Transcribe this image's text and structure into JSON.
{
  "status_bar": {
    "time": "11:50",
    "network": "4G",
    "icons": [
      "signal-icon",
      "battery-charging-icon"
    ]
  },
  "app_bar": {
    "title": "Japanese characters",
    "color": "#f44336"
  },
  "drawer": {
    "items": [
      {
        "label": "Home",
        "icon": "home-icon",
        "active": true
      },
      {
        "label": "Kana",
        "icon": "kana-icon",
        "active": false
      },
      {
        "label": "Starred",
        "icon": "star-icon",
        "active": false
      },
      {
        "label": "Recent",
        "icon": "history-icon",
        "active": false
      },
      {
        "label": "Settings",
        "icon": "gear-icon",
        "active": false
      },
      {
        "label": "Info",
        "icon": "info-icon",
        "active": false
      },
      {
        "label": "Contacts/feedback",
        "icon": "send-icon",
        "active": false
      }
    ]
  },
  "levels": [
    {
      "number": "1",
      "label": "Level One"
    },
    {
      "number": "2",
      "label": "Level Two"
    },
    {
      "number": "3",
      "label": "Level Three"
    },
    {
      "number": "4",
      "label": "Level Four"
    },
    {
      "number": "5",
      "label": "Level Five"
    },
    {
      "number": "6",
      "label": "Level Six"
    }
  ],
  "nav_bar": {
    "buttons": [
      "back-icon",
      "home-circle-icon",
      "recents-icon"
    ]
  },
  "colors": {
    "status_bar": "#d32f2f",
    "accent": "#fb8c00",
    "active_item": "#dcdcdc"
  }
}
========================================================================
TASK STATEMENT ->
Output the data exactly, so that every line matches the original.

ANSWER BELOW ->
Transcribe this image's text and structure into JSON.
{
  "status_bar": {
    "time": "11:50",
    "network": "4G",
    "icons": [
      "signal-icon",
      "battery-charging-icon"
    ]
  },
  "app_bar": {
    "title": "Japanese characters",
    "color": "#f44336"
  },
  "drawer": {
    "items": [
      {
        "label": "Home",
        "icon": "home-icon",
        "active": true
      },
      {
        "label": "Kana",
        "icon": "kana-icon",
        "active": false
      },
      {
        "label": "Starred",
        "icon": "star-icon",
        "active": false
      },
      {
        "label": "Recent",
        "icon": "history-icon",
        "active": false
      },
      {
        "label": "Settings",
        "icon": "gear-icon",
        "active": false
      },
      {
        "label": "Info",
        "icon": "info-icon",
        "active": false
      },
      {
        "label": "Contacts/feedback",
        "icon": "send-icon",
        "active": false
      }
    ]
  },
  "levels": [
    {
      "number": "1",
      "label": "Level One"
    },
    {
      "number": "2",
      "label": "Level Two"
    },
    {
      "number": "3",
      "label": "Level Three"
    },
    {
      "number": "4",
      "label": "Level Four"
    },
    {
      "number": "5",
      "label": "Level Five"
    },
    {
      "number": "6",
      "label": "Level Six"
    }
  ],
  "nav_bar": {
    "buttons": [
      "back-icon",
      "home-circle-icon",
      "recents-icon"
    ]
  },
  "colors": {
    "status_bar": "#d32f2f",
    "accent": "#fb8c00",
    "active_item": "#dcdcdc"
  }
}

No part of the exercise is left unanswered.